This step points directly back to your startup cost. At the beginning, do as much research as you can, then stock your literal (or virtual) shelves with a bit of everything feasible you think your target audience may want or need. Track which products (or services) customers are gravitating towards – what items in your inventory disappear the most quickly? What services in your repertoire are the most requested? After a few weeks or months you’ll have real data to analyse. Then always keep the bestsellers on hand, followed closely by seasonal offerings. And don’t forget to consider making a couple of out-of-the-ordinary offerings available, just in case. Don’t underestimate the power of trying new things from time to time; you never know what could turn into a success!

(Hint: Try to let go of what your favorite items or services might be, if customers are not biting.)

5. Compliance with legal standards

Depending on what type of business you’re in, there may be standards and regulations that you must adhere to. For example, hiring employees falls under the jurisdiction of the Department of Labor and Federal Employment Laws. There are also State Labor Laws to consider.
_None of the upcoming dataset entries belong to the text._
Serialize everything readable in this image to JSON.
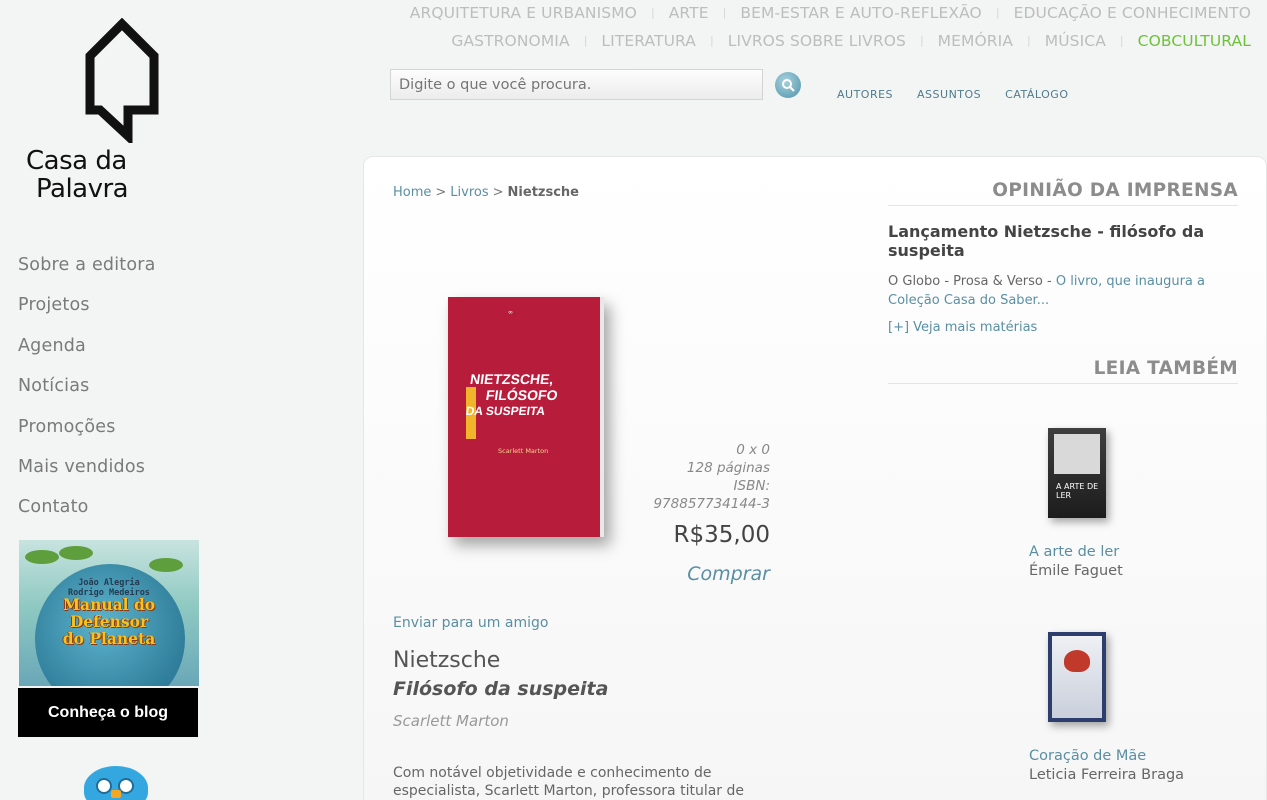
{
  "brand": {
    "line1": "Casa da",
    "line2": "Palavra"
  },
  "leftnav": [
    "Sobre a editora",
    "Projetos",
    "Agenda",
    "Notícias",
    "Promoções",
    "Mais vendidos",
    "Contato"
  ],
  "promo": {
    "authors_1": "João Alegria",
    "authors_2": "Rodrigo Medeiros",
    "title_1": "Manual do",
    "title_2": "Defensor",
    "title_3": "do Planeta"
  },
  "blog_button": "Conheça o blog",
  "categories_row1": [
    "ARQUITETURA E URBANISMO",
    "ARTE",
    "BEM-ESTAR E AUTO-REFLEXÃO",
    "EDUCAÇÃO E CONHECIMENTO"
  ],
  "categories_row2": [
    "GASTRONOMIA",
    "LITERATURA",
    "LIVROS SOBRE LIVROS",
    "MEMÓRIA",
    "MÚSICA",
    "COBCULTURAL"
  ],
  "search": {
    "placeholder": "Digite o que você procura."
  },
  "mininav": [
    "AUTORES",
    "ASSUNTOS",
    "CATÁLOGO"
  ],
  "breadcrumb": {
    "home": "Home",
    "livros": "Livros",
    "current": "Nietzsche"
  },
  "book": {
    "cover_title_1": "NIETZSCHE,",
    "cover_title_2": "FILÓSOFO",
    "cover_title_3": "DA SUSPEITA",
    "cover_author": "Scarlett Marton",
    "dimensions": "0 x 0",
    "pages": "128 páginas",
    "isbn_label": "ISBN:",
    "isbn": "978857734144-3",
    "price": "R$35,00",
    "buy": "Comprar",
    "send": "Enviar para um amigo",
    "title": "Nietzsche",
    "subtitle": "Filósofo da suspeita",
    "author": "Scarlett Marton",
    "description": "Com notável objetividade e conhecimento de especialista, Scarlett Marton, professora titular de"
  },
  "press": {
    "heading": "OPINIÃO DA IMPRENSA",
    "title": "Lançamento Nietzsche - filósofo da suspeita",
    "source": "O Globo - Prosa & Verso - ",
    "excerpt": "O livro, que inaugura a Coleção Casa do Saber...",
    "more": "[+] Veja mais matérias"
  },
  "see_also": {
    "heading": "LEIA TAMBÉM",
    "items": [
      {
        "title": "A arte de ler",
        "author": "Émile Faguet",
        "cover_text": "A ARTE DE LER"
      },
      {
        "title": "Coração de Mãe",
        "author": "Leticia Ferreira Braga"
      }
    ]
  },
  "colors": {
    "link": "#5a8fa3",
    "active_category": "#6ec23a",
    "book_cover": "#b71c3b"
  }
}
(Hint: Be absolutely sure to do your research on the legal matters that can arise when beginning your own business. Not many judges are very accepting of “But, Your Honor, I didn’t know that was illegal!”)

Starting your own business is not an impossible task, especially when you’re prepared.

One other vital thing that makes starting your business easier is having a plan and a mentor. Register for our FREE master class happening Wednesday, August 12th at 9 PM EST to get access to both!

e2E launch

I am very pleased to announce that I officially launched my e2E course this afternoon via my first webinar. 😄
There’s two ways to look at this:
1) long overdue 😞
2) right on-time 😊

I’m going to choose #2.

There’s something to be said about how we choose to look at thing. During this global pandemic we see some people respond with despondence and others with initiative. Which category do you fall into?

I’ve been thinking about creating something (other than this blog) based upon my knowledge, experience, and skills as a mentor & advisor for some years now. I’m grateful that all of the pieces have finally come together at a time when so many seem to be searching for an answer to ever growing employment issues and for the opportunity to offer some help to solve the problem. So what is this e2E course about?

First, I want to define e2E which stands for “employee to Enterpreneur”. If you’re fortunate enough to still have a job in this era of pandemic, social distancing, and companies furloughing and right-sizing employees CONGRATULATIONS!!! If not or if you do but realize that things could change quickly so you need a ‘back-up’ plan, that’s what the course is here to help you create.

I started today with a free Entrepreneurship master class in which I covered the basic parts of that back-up plan and made available a free entrepreneur starter pack to the attendees. The image is a still of the beginning of the class. Afterwards, I immediately started following up to get feedback and so far it’s been positive in that what I’m providing in the free class is of value.

My next step is to increase the reach of my online promotions about the next free master class to drive enrollments in the course. Gotta follow my own process to self-improvement and success!

Just thought I’d share the process…

Ms. ME